Marion Lean, a graduate of our MA in Design: Critical Practice, aims to take people back to the physical. “It’s not the same as on the phone, or on the Internet. Meeting in real life, you understand the personality of the person you’re talking to.” Continue reading “Marion Lean: design without labels”
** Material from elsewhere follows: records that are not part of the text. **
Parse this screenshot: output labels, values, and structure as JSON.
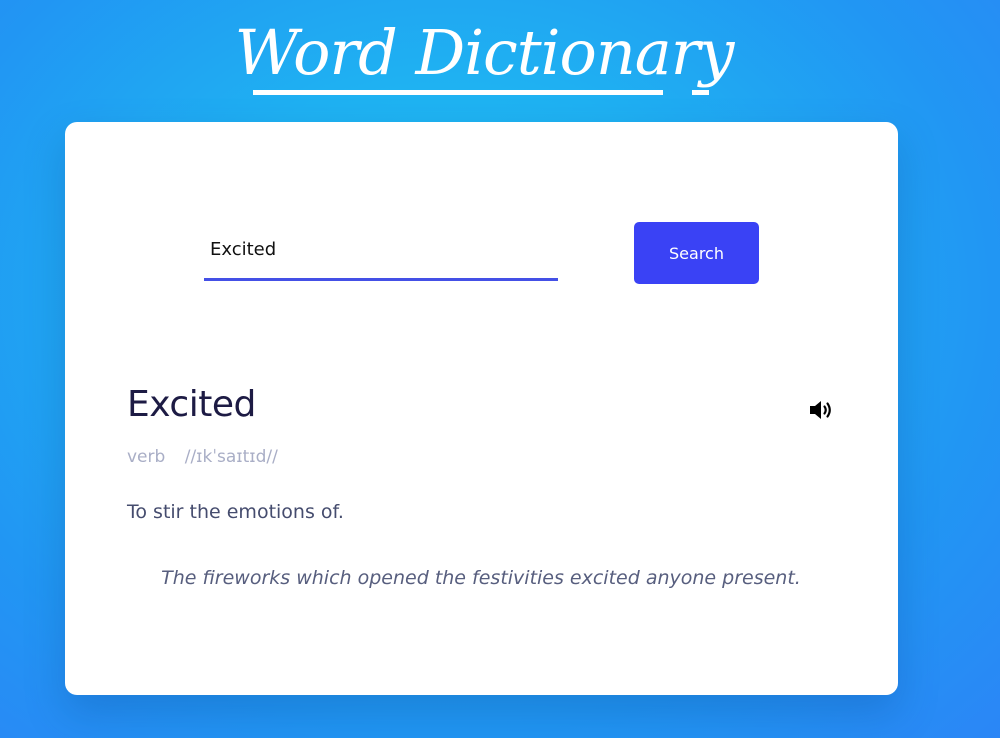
{
  "app": {
    "title": "Word Dictionary"
  },
  "search": {
    "value": "Excited",
    "placeholder": "",
    "button_label": "Search"
  },
  "result": {
    "word": "Excited",
    "part_of_speech": "verb",
    "phonetic": "//ɪkˈsaɪtɪd//",
    "definition": "To stir the emotions of.",
    "example": "The fireworks which opened the festivities excited anyone present.",
    "sound_icon": "speaker-volume-icon"
  },
  "colors": {
    "accent": "#3a42f5",
    "underline": "#4450e6",
    "word": "#1d1b44",
    "meta": "#a9aec6",
    "text": "#454c6e",
    "background_start": "#1fc0f3",
    "background_end": "#2b86f6"
  }
}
At the beginning of this year, we found out (and let you know too) that PAN Studio, an experience design practice run by Goldsmiths BA Design graduates Sam Hill and Ben Barker, had won the first Playable City Award for their project „Hello Lamp Post”. Arts venue Watershed in Bristol picked PAN’s entry out of 93 participants who pitched innovative ways of using technology to create playful public spaces. Well, the winning project is finally being implemented, so for eight weeks starting from the 15th of July, people around Bristol will be able to awaken street objects such as lamp posts and post boxes and chat to them via SMS. If you have a look at their website, you’ll be able to get an idea of the conversations that are happening around town.
Here’s a chat with PAN’s Ben Barker about Hello Lamp Post as well as other things. Continue reading “When lamp posts talk”
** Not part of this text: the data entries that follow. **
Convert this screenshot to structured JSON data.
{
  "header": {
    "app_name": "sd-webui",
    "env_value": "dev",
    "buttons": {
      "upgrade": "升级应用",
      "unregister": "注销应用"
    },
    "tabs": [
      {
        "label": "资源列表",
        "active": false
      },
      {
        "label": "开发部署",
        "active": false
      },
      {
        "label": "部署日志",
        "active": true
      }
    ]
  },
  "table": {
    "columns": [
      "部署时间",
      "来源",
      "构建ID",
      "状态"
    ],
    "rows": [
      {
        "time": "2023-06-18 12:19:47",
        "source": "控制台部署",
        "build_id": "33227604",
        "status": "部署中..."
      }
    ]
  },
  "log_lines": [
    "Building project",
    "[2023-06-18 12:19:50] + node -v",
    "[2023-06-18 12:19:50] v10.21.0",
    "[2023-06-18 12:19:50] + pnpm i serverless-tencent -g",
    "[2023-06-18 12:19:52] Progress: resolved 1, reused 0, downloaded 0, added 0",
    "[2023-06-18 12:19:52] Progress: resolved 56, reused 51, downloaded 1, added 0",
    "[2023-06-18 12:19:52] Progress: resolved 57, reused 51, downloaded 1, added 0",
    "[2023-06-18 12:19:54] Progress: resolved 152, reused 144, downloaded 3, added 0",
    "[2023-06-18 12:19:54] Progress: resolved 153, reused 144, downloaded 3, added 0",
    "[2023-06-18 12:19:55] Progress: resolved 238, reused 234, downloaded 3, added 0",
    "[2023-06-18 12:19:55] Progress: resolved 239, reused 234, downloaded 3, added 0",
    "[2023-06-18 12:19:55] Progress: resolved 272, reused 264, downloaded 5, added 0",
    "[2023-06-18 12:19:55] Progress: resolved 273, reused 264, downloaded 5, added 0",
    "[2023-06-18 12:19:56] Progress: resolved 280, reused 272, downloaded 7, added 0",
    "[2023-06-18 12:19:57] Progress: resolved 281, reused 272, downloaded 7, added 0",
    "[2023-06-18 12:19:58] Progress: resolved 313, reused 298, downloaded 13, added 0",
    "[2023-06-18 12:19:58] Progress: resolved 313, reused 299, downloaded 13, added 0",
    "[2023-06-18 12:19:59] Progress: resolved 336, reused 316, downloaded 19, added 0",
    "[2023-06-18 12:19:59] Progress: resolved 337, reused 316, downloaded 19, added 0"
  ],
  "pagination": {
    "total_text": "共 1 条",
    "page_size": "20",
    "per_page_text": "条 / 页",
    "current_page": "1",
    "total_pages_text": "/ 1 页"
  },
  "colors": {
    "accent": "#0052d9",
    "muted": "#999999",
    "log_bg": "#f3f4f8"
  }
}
Behind a red door in a very old building works Olivia Alice Clemence, our BA Design graduate whose work has made it to the pages of Wired recently. She shares a small and cozy studio with two other creative people, where she was kind to invite me for hot tea (in a Michael Jackson-printed cup) and a chat, on a rainy evening – because we can’t leave all the good stories to Wired, can we?
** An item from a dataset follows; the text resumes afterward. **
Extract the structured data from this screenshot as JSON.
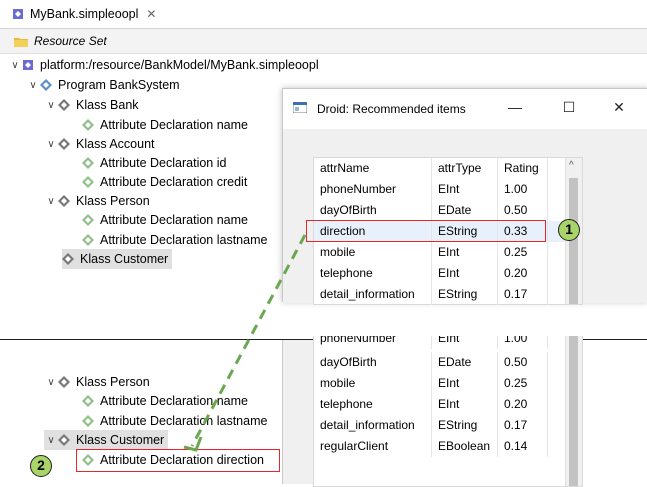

I had barely stepped inside and Olivia was already showing me the tools and ingredients of her craft: the distilling kit (custom-made for her) that she uses to capture scents, and her cabinet of around 60 wonderful and unusual smells bottled in small glass containers. The principle and instruments of the steam-distilling process are very old discoveries, but to untrained eyes like mine it looks as if I’m taking a peek at a bit of magic and alchemy. She allowed me to get a whiff of one of her recent works, a perfume designed for the National Exhibition Centre in Birmingham. “What’s in it?” I ask, unable to pin down the unusual tones hidden under the pleasant surface. She tells me: the combined smells of beer, coffee, peanuts, carpet, wood, Subway sandwiches…the essence of the Centre itself in a nutshell (or, a glass vial). Continue reading “Olivia Clemence doesn’t take smell for granted”